● **Task directions**
Among the entries, how many lines hold the word "icon"? Respond with that number only.

Interface dataset entries:
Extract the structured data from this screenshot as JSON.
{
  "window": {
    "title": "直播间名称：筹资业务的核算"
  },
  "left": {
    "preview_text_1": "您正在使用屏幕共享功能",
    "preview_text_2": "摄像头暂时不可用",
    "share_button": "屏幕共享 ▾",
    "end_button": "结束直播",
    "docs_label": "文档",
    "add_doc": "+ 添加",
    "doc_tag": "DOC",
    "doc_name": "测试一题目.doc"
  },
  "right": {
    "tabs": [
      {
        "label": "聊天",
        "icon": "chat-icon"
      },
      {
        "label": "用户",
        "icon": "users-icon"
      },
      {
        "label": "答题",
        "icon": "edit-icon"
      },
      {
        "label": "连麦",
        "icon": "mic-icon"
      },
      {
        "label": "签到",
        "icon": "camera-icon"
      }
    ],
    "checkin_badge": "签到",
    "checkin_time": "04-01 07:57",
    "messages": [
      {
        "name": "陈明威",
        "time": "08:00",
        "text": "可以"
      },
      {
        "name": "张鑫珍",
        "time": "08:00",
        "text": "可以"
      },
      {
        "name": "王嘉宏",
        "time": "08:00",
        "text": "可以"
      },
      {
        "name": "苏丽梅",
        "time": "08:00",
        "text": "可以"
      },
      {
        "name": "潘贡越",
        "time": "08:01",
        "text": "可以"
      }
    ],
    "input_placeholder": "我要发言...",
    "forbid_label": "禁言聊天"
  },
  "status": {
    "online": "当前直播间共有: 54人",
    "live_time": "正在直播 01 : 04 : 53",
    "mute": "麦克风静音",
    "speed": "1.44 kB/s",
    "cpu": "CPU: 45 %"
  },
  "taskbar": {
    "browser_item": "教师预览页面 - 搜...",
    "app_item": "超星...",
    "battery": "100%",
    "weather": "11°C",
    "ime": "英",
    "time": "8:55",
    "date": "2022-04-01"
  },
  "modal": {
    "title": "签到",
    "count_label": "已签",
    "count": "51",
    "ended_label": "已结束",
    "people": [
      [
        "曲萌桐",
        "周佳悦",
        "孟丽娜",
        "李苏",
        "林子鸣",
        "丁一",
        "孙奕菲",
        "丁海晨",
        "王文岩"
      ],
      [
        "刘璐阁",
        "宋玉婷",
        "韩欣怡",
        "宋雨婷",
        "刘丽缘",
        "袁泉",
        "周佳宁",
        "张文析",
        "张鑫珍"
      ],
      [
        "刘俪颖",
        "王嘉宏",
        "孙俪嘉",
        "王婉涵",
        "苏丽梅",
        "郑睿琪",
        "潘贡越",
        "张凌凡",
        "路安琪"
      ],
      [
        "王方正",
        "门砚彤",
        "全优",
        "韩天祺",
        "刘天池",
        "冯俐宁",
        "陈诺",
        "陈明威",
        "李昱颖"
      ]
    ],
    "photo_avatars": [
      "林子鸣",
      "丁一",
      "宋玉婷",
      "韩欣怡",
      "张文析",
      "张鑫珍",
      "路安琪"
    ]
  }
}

● **Completed exercise**
5